Journalist
Advertising Copywriter
Finance Director
Financial Planning Assoc
Lawyer
Archivist
Foreign Correspondent
Linguist
Auditor
Foreign Exchange Trader
Media Specialist
Public Health Administrator
Bilingual Educator
Foreign Service Specialist
Museum Curator
Foreign Social Worker
Musician
National Security Agent
Professor
Theme Designer
Interpreter
Scientific Linguist

Human Resources Director
Consultant
Intelligence Researcher
Overseas Plant Manager
Intelligence Specialist
Court Interpreter
International Account Manager
International Banking Officer
Cultural Officer
International Conference Planner
International Consultant
Pharmacist
International Trade Economist
Publishing Specialist
Translator
International Trade Specialist
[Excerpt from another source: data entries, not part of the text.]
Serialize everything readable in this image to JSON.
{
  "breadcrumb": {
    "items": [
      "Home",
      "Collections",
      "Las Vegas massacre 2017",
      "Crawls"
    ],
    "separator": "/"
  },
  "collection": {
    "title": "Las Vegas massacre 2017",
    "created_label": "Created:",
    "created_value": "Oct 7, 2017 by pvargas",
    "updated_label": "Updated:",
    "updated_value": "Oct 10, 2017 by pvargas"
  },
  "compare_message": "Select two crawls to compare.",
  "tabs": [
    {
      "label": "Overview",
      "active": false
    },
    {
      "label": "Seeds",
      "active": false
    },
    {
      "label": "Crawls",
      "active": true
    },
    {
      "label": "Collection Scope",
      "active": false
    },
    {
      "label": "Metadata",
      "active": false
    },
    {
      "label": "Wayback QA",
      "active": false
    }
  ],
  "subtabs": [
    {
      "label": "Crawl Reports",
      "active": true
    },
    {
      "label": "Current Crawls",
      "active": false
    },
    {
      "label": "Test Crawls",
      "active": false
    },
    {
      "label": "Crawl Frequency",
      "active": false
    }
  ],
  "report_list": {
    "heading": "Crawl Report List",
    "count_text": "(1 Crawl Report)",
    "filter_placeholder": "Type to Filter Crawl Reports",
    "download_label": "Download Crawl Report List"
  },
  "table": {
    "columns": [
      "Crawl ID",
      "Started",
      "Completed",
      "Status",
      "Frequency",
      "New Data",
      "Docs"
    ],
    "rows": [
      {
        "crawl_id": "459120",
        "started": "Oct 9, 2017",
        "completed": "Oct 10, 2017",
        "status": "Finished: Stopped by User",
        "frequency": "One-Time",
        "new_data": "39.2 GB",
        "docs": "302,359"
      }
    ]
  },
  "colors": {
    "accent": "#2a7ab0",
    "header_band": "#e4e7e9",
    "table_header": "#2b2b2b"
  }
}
Travel Writer
Teacher
UNESCO Official
Telecommunications Sales
Radio/TV Announcer
Writer
TESO/ESL Teacher


1 Excerpted from O*Net OnLine, US Department of Labor by the National Center for O*Net Development